→ To do:
Where the records hold the string "temporarily", show the whole line it sits on.

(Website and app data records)
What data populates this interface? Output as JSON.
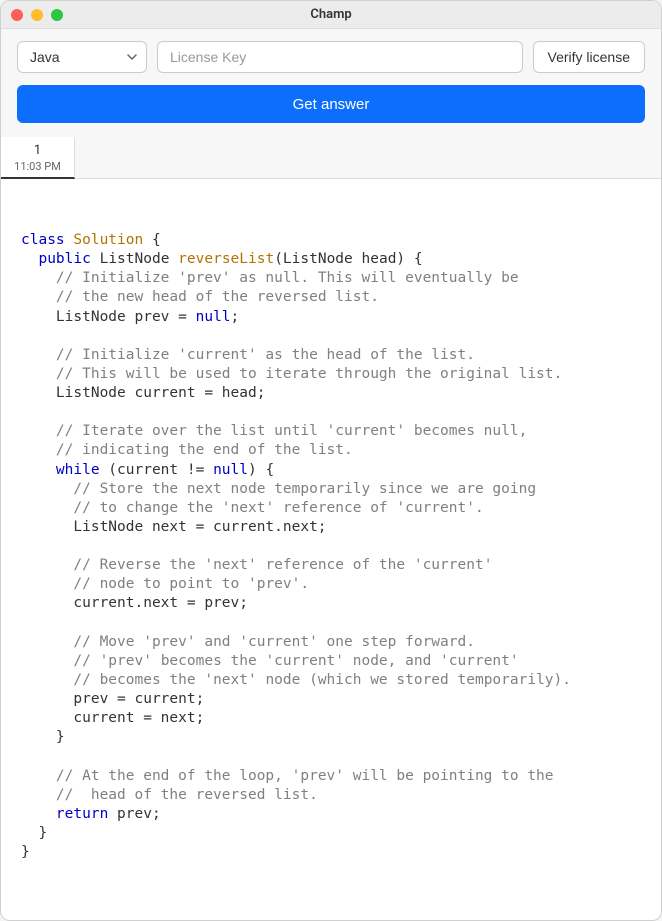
{
  "window": {
    "title": "Champ"
  },
  "toolbar": {
    "language_selected": "Java",
    "license_placeholder": "License Key",
    "verify_label": "Verify license"
  },
  "actions": {
    "get_answer_label": "Get answer"
  },
  "tabs": [
    {
      "num": "1",
      "time": "11:03 PM"
    }
  ],
  "code": {
    "tokens": [
      {
        "t": "kw",
        "v": "class"
      },
      {
        "v": " "
      },
      {
        "t": "type",
        "v": "Solution"
      },
      {
        "v": " {\n"
      },
      {
        "v": "  "
      },
      {
        "t": "kw",
        "v": "public"
      },
      {
        "v": " ListNode "
      },
      {
        "t": "fn",
        "v": "reverseList"
      },
      {
        "v": "(ListNode head) {\n"
      },
      {
        "v": "    "
      },
      {
        "t": "cmt",
        "v": "// Initialize 'prev' as null. This will eventually be"
      },
      {
        "v": "\n"
      },
      {
        "v": "    "
      },
      {
        "t": "cmt",
        "v": "// the new head of the reversed list."
      },
      {
        "v": "\n"
      },
      {
        "v": "    ListNode prev = "
      },
      {
        "t": "lit",
        "v": "null"
      },
      {
        "v": ";\n"
      },
      {
        "v": "\n"
      },
      {
        "v": "    "
      },
      {
        "t": "cmt",
        "v": "// Initialize 'current' as the head of the list."
      },
      {
        "v": "\n"
      },
      {
        "v": "    "
      },
      {
        "t": "cmt",
        "v": "// This will be used to iterate through the original list."
      },
      {
        "v": "\n"
      },
      {
        "v": "    ListNode current = head;\n"
      },
      {
        "v": "\n"
      },
      {
        "v": "    "
      },
      {
        "t": "cmt",
        "v": "// Iterate over the list until 'current' becomes null,"
      },
      {
        "v": "\n"
      },
      {
        "v": "    "
      },
      {
        "t": "cmt",
        "v": "// indicating the end of the list."
      },
      {
        "v": "\n"
      },
      {
        "v": "    "
      },
      {
        "t": "kw",
        "v": "while"
      },
      {
        "v": " (current != "
      },
      {
        "t": "lit",
        "v": "null"
      },
      {
        "v": ") {\n"
      },
      {
        "v": "      "
      },
      {
        "t": "cmt",
        "v": "// Store the next node temporarily since we are going"
      },
      {
        "v": "\n"
      },
      {
        "v": "      "
      },
      {
        "t": "cmt",
        "v": "// to change the 'next' reference of 'current'."
      },
      {
        "v": "\n"
      },
      {
        "v": "      ListNode next = current.next;\n"
      },
      {
        "v": "\n"
      },
      {
        "v": "      "
      },
      {
        "t": "cmt",
        "v": "// Reverse the 'next' reference of the 'current'"
      },
      {
        "v": "\n"
      },
      {
        "v": "      "
      },
      {
        "t": "cmt",
        "v": "// node to point to 'prev'."
      },
      {
        "v": "\n"
      },
      {
        "v": "      current.next = prev;\n"
      },
      {
        "v": "\n"
      },
      {
        "v": "      "
      },
      {
        "t": "cmt",
        "v": "// Move 'prev' and 'current' one step forward."
      },
      {
        "v": "\n"
      },
      {
        "v": "      "
      },
      {
        "t": "cmt",
        "v": "// 'prev' becomes the 'current' node, and 'current'"
      },
      {
        "v": "\n"
      },
      {
        "v": "      "
      },
      {
        "t": "cmt",
        "v": "// becomes the 'next' node (which we stored temporarily)."
      },
      {
        "v": "\n"
      },
      {
        "v": "      prev = current;\n"
      },
      {
        "v": "      current = next;\n"
      },
      {
        "v": "    }\n"
      },
      {
        "v": "\n"
      },
      {
        "v": "    "
      },
      {
        "t": "cmt",
        "v": "// At the end of the loop, 'prev' will be pointing to the"
      },
      {
        "v": "\n"
      },
      {
        "v": "    "
      },
      {
        "t": "cmt",
        "v": "//  head of the reversed list."
      },
      {
        "v": "\n"
      },
      {
        "v": "    "
      },
      {
        "t": "kw",
        "v": "return"
      },
      {
        "v": " prev;\n"
      },
      {
        "v": "  }\n"
      },
      {
        "v": "}\n"
      }
    ]
  }
}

→ Solution:
        "v": "// Store the next node temporarily since we are going"
        "v": "// becomes the 'next' node (which we stored temporarily)."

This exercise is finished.